## Data for this exercise

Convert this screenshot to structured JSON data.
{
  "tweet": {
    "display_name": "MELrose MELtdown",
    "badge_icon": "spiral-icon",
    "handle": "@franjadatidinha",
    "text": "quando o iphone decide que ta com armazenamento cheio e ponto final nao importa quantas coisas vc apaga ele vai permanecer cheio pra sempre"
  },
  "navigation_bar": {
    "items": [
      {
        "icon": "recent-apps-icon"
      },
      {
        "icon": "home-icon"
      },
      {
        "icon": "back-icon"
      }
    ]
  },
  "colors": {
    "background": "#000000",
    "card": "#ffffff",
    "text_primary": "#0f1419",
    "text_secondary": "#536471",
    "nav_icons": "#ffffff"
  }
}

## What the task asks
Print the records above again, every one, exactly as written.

## Exercise response
Convert this screenshot to structured JSON data.
{
  "tweet": {
    "display_name": "MELrose MELtdown",
    "badge_icon": "spiral-icon",
    "handle": "@franjadatidinha",
    "text": "quando o iphone decide que ta com armazenamento cheio e ponto final nao importa quantas coisas vc apaga ele vai permanecer cheio pra sempre"
  },
  "navigation_bar": {
    "items": [
      {
        "icon": "recent-apps-icon"
      },
      {
        "icon": "home-icon"
      },
      {
        "icon": "back-icon"
      }
    ]
  },
  "colors": {
    "background": "#000000",
    "card": "#ffffff",
    "text_primary": "#0f1419",
    "text_secondary": "#536471",
    "nav_icons": "#ffffff"
  }
}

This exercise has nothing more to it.